From the records that follow, give the number of lines that include the word "data", with no further words.

§

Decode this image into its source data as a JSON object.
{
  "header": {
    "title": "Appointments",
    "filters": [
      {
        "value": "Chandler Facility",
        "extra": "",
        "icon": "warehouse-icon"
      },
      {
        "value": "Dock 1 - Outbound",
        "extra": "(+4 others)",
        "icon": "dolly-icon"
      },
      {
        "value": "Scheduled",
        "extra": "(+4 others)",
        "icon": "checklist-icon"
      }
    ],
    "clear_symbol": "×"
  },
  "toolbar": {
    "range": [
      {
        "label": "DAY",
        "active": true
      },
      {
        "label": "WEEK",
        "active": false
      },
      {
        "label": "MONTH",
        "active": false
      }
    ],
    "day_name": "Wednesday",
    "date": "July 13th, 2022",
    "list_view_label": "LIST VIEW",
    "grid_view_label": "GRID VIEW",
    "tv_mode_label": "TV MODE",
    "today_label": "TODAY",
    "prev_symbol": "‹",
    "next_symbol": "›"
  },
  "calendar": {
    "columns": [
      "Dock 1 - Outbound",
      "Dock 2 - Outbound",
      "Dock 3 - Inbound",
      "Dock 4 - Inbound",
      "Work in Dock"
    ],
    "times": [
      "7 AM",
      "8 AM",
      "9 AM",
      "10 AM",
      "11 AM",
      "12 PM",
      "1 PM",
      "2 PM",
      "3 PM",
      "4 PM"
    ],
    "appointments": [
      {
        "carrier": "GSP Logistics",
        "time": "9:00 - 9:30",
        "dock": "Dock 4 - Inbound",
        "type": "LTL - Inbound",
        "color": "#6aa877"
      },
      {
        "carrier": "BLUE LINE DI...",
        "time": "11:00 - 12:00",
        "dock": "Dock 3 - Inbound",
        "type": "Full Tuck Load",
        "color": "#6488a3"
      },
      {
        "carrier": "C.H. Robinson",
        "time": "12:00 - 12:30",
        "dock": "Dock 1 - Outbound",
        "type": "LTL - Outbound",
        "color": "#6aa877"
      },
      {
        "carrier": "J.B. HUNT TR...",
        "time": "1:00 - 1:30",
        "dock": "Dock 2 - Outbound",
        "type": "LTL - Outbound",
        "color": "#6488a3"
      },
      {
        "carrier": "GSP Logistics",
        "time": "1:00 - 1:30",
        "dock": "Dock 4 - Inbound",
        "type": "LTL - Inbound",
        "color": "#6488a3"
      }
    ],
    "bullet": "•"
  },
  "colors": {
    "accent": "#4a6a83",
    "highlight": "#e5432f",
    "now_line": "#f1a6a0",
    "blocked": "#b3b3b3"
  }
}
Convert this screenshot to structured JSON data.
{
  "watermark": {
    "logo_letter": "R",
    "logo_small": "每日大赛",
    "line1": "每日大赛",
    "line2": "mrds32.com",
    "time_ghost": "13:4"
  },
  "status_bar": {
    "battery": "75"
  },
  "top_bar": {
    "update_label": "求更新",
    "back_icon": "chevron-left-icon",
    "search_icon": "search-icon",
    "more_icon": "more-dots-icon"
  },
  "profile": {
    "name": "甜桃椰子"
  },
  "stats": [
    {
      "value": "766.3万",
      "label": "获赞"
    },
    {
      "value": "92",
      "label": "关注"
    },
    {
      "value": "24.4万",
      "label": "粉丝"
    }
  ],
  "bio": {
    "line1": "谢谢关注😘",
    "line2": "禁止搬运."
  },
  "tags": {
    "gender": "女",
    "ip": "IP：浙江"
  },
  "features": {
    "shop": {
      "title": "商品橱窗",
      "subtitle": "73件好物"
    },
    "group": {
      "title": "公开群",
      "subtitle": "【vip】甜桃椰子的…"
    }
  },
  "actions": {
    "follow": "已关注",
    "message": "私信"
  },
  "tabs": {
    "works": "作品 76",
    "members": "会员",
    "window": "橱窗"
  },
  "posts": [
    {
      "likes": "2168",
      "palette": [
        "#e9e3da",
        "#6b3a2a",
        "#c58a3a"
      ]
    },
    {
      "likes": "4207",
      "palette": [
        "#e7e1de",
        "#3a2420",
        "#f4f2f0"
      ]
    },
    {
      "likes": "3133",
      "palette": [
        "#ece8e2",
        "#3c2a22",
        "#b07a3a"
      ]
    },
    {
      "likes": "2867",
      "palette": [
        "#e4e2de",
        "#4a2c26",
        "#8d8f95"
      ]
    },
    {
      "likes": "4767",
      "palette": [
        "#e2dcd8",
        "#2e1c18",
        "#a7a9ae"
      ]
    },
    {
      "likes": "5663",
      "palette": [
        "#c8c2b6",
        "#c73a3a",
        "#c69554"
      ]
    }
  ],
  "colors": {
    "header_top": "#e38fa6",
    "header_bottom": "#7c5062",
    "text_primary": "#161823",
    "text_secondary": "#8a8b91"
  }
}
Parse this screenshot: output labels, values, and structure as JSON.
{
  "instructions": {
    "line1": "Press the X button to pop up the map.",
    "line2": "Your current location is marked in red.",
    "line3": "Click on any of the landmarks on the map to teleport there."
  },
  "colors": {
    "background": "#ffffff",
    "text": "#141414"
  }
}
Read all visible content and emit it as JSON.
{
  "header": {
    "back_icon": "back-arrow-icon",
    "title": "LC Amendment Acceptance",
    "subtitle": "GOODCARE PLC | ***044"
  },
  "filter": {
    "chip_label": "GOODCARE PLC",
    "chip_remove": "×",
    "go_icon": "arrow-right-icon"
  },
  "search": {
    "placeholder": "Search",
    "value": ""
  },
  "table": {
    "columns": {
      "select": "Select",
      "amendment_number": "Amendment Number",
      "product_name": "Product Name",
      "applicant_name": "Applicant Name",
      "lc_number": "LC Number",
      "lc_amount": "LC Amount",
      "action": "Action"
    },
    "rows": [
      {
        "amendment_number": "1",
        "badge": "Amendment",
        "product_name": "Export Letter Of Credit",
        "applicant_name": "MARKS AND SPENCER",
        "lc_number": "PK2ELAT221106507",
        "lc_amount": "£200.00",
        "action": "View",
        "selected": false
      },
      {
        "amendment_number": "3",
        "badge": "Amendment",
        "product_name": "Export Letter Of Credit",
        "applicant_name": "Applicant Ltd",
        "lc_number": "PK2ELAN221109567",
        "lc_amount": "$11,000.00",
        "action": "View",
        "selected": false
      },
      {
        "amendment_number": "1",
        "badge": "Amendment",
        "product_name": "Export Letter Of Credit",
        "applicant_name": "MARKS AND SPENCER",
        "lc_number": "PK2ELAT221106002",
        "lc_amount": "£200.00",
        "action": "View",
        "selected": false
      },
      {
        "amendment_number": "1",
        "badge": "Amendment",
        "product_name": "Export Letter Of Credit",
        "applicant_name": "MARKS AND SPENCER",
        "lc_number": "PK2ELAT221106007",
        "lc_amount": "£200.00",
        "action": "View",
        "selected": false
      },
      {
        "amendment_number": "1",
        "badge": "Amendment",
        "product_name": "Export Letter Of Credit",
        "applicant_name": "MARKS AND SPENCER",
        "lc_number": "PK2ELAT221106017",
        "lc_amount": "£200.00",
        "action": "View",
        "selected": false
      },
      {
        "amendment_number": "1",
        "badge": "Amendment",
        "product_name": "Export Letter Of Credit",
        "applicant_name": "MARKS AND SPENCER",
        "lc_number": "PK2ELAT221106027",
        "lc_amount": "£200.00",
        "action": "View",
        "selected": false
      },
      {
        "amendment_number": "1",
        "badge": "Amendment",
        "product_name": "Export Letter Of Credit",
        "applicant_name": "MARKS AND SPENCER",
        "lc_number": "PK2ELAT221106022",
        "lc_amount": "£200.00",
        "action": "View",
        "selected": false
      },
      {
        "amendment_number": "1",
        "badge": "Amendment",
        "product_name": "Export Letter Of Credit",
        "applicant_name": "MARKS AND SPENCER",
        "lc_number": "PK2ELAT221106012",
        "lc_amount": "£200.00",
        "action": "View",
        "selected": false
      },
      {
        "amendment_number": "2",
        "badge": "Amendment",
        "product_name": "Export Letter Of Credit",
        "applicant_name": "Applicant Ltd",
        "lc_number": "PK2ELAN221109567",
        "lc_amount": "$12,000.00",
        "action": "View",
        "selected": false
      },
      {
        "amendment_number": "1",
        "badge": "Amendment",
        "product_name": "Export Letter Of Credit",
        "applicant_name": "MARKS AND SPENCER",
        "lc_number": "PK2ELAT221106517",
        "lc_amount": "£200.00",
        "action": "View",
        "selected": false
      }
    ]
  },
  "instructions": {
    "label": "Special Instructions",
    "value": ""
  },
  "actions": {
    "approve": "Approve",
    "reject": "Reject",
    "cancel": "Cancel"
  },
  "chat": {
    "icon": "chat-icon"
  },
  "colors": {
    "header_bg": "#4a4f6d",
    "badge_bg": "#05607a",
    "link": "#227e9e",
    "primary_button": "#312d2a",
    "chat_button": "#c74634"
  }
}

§

_Response to this exercise_
2